- Task details: Copy all lines below that use the word "disabled".
--- START ---
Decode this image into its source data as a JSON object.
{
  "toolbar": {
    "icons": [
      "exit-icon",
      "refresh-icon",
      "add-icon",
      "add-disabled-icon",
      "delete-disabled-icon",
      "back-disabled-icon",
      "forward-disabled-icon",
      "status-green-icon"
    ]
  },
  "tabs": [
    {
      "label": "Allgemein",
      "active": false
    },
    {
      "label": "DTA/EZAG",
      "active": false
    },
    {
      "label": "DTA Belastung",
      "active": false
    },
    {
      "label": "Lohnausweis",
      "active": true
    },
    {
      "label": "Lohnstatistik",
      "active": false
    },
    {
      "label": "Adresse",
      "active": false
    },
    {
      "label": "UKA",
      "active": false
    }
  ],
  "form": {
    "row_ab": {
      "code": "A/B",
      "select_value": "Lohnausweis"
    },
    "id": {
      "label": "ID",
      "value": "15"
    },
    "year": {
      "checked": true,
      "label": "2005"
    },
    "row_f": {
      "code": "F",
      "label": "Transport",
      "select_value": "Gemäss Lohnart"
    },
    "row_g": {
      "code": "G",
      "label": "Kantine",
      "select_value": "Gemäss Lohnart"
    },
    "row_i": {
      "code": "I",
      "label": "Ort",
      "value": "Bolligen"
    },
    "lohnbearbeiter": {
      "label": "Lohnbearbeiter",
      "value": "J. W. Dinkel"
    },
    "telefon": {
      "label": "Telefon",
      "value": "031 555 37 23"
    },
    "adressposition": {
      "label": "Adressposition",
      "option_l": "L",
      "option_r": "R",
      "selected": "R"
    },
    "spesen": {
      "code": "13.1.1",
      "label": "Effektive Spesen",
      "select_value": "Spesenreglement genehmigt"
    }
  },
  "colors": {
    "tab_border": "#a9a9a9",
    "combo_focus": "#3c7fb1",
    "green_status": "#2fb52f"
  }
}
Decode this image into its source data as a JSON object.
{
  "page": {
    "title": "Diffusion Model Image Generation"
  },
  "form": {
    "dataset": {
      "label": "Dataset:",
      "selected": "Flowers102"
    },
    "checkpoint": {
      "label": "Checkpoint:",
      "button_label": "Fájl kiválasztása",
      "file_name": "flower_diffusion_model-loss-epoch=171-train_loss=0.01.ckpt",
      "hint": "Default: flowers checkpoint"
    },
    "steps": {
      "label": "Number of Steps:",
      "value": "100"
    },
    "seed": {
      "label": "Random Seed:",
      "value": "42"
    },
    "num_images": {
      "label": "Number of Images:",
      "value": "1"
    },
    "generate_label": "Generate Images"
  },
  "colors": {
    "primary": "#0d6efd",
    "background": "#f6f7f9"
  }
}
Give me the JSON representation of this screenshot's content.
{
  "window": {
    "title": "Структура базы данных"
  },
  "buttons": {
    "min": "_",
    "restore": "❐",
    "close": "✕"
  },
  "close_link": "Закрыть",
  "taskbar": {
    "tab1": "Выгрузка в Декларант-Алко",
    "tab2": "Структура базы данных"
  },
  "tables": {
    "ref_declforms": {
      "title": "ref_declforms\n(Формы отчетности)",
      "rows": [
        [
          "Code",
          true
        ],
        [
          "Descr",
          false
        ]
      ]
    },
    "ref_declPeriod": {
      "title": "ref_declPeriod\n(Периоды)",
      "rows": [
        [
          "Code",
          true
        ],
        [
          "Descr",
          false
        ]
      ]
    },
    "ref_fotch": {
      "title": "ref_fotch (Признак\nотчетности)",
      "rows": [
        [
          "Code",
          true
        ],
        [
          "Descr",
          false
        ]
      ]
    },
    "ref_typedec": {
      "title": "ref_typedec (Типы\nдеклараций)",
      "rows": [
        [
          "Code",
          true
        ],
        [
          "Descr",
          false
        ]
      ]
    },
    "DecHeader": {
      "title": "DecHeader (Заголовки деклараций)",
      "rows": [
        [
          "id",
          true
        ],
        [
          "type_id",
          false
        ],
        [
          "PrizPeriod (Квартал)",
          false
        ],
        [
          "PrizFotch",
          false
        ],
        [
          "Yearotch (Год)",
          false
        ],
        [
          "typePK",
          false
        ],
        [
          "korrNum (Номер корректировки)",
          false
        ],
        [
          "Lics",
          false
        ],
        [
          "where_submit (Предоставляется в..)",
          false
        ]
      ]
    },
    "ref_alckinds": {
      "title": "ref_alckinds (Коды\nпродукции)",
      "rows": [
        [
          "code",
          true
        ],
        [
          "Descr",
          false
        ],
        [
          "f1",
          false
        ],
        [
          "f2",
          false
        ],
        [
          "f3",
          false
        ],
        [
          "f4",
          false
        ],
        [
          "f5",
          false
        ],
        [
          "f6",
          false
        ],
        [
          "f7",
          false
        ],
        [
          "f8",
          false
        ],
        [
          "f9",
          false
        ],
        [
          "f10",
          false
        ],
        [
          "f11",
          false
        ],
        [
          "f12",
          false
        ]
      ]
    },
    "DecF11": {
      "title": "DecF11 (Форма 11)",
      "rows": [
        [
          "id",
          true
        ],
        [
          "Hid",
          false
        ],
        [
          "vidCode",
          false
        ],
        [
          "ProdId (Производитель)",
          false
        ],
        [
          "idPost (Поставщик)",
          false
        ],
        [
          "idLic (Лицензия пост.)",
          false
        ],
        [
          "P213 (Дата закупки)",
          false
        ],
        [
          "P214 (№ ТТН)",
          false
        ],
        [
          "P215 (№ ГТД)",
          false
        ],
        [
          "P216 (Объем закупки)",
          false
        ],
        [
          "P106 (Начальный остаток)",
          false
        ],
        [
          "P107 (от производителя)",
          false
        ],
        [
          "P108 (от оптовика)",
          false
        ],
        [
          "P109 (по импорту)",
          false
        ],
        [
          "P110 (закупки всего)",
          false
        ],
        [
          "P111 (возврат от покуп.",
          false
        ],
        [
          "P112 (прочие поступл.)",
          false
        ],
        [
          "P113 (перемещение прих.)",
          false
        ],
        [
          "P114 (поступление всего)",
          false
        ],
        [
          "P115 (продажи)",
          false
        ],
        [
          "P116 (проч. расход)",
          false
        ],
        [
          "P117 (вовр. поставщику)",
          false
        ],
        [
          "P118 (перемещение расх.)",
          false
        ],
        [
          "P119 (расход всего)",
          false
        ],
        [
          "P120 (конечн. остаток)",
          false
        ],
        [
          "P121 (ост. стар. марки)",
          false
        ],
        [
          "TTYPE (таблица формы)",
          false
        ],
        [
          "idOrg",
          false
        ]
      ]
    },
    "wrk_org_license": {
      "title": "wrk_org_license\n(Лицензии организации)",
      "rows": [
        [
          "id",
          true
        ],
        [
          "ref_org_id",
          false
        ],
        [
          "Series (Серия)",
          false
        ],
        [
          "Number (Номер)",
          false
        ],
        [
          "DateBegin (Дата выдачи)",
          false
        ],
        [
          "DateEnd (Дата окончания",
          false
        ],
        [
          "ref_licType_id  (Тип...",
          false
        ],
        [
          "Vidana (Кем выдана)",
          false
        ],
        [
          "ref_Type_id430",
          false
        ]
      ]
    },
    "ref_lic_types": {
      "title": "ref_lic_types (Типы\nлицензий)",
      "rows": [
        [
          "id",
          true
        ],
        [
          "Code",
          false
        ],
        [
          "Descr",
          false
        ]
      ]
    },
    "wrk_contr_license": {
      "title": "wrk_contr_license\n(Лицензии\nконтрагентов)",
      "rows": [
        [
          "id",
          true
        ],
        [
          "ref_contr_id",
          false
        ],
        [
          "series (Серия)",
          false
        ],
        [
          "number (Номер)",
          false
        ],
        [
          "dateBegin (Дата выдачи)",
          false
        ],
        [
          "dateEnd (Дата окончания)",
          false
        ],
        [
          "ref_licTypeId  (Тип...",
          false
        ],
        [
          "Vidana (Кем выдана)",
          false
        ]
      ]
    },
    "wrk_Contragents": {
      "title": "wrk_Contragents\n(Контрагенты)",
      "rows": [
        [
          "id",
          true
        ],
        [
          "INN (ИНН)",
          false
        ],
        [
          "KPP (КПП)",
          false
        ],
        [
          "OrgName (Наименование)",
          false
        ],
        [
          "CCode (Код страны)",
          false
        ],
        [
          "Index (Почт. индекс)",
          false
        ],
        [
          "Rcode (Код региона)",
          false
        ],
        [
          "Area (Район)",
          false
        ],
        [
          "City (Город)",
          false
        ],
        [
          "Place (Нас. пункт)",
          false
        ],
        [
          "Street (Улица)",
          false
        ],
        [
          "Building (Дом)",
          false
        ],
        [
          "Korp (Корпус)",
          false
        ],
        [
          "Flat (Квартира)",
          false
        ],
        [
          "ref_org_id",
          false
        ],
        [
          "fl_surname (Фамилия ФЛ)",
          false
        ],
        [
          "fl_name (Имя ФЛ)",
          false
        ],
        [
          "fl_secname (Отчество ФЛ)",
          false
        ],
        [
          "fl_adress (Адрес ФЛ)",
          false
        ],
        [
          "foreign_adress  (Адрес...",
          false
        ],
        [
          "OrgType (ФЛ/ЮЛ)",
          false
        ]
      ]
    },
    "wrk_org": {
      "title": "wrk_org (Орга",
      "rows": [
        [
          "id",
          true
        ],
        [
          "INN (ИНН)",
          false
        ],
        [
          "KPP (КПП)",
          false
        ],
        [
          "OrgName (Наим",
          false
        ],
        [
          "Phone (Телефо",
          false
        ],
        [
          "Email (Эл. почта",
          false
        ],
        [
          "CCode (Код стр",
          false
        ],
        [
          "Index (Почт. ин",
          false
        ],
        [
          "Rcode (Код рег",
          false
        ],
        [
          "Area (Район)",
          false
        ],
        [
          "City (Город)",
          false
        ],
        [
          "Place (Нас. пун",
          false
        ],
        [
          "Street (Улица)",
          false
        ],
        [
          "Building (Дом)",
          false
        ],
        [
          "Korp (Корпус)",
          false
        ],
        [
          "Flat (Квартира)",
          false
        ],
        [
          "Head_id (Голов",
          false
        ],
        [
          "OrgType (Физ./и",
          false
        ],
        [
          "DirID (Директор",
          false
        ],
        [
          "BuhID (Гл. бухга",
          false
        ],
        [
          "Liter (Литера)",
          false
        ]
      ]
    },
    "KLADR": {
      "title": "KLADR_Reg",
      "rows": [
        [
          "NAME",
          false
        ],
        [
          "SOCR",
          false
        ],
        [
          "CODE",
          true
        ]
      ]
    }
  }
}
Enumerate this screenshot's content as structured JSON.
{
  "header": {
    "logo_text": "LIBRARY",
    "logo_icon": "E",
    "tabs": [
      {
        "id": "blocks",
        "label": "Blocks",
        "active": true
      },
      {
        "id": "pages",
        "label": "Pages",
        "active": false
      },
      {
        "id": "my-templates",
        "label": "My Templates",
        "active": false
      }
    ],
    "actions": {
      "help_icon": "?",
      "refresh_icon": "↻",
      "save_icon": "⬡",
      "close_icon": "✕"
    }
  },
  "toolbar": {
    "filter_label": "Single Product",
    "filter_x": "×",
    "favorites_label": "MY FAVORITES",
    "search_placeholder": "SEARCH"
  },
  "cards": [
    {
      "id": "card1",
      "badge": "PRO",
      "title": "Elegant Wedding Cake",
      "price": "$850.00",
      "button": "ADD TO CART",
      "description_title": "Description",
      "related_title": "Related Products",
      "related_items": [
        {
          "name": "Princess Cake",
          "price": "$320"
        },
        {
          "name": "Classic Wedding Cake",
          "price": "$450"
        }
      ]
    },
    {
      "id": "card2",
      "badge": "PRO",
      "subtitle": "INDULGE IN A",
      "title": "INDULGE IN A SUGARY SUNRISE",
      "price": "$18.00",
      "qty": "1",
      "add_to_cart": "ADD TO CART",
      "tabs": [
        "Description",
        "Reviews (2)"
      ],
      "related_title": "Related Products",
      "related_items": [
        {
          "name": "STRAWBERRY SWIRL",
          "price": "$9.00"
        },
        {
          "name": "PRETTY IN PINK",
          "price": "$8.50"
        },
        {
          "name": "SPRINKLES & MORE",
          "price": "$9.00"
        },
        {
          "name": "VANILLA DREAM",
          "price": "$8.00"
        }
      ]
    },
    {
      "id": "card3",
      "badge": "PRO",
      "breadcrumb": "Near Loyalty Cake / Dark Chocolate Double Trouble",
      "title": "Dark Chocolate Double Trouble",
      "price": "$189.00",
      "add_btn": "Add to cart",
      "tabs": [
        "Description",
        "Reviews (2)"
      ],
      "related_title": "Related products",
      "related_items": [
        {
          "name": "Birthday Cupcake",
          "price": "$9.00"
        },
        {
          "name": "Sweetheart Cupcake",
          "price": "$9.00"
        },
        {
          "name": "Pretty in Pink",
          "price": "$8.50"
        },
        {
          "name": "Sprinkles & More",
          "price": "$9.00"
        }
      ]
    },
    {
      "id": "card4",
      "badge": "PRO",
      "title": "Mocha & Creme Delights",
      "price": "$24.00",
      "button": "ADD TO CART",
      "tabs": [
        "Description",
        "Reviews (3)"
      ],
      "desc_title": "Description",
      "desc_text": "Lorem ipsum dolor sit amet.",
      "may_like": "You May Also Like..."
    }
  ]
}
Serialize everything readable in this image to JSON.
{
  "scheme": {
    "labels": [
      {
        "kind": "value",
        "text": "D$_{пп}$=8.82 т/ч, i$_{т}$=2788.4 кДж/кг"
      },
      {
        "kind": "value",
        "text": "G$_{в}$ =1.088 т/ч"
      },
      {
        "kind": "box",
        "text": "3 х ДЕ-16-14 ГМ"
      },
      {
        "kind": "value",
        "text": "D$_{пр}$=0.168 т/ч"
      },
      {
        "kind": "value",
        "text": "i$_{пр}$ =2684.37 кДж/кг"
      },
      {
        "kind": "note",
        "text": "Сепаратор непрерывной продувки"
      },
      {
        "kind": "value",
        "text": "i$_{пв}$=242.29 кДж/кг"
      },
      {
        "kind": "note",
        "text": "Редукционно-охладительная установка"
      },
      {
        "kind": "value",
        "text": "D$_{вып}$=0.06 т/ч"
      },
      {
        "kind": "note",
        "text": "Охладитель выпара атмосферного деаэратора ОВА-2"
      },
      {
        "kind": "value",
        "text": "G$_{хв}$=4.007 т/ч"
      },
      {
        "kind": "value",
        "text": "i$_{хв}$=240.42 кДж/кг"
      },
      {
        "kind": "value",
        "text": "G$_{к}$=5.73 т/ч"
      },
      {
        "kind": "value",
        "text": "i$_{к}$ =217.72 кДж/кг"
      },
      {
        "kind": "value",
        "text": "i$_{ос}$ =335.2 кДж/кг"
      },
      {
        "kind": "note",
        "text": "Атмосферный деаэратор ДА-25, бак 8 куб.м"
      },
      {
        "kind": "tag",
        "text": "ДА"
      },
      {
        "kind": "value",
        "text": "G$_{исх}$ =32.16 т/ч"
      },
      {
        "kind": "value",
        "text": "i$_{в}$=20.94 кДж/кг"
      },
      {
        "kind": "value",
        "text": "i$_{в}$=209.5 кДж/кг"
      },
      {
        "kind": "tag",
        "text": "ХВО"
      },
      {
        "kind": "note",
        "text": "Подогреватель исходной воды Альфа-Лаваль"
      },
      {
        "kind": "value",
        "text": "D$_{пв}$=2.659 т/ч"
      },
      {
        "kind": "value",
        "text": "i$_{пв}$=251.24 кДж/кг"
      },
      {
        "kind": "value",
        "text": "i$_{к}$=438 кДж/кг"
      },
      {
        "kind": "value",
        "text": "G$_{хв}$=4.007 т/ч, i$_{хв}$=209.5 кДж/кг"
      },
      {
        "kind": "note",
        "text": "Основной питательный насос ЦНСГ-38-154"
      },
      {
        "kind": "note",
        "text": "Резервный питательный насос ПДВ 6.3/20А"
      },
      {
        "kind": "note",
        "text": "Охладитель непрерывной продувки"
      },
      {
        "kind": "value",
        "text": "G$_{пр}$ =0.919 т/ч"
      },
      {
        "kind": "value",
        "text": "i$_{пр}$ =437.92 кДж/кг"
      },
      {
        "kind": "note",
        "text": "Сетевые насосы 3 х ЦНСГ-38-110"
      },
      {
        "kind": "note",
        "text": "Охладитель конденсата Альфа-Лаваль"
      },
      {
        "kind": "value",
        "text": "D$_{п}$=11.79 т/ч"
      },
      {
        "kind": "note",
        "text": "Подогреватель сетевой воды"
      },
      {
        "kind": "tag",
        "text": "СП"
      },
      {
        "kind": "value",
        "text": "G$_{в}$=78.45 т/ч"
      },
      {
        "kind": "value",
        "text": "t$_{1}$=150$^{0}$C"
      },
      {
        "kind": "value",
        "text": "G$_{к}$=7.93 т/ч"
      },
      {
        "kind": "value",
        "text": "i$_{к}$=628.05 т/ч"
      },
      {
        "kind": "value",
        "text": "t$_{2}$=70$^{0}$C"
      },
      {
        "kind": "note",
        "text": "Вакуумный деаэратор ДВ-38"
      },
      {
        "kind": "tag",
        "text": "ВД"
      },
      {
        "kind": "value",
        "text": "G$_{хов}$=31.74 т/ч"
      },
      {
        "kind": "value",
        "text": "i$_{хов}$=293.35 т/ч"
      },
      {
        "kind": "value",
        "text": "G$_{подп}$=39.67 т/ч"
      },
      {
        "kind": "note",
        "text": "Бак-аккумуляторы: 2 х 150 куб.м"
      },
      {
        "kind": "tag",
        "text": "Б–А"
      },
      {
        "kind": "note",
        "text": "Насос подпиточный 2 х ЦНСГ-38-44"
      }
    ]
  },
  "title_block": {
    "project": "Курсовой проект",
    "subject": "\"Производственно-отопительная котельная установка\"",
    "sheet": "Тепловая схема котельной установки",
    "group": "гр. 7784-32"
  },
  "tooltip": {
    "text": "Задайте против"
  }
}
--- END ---
- Response to the exercise:
      "add-disabled-icon",
      "delete-disabled-icon",
      "back-disabled-icon",
      "forward-disabled-icon",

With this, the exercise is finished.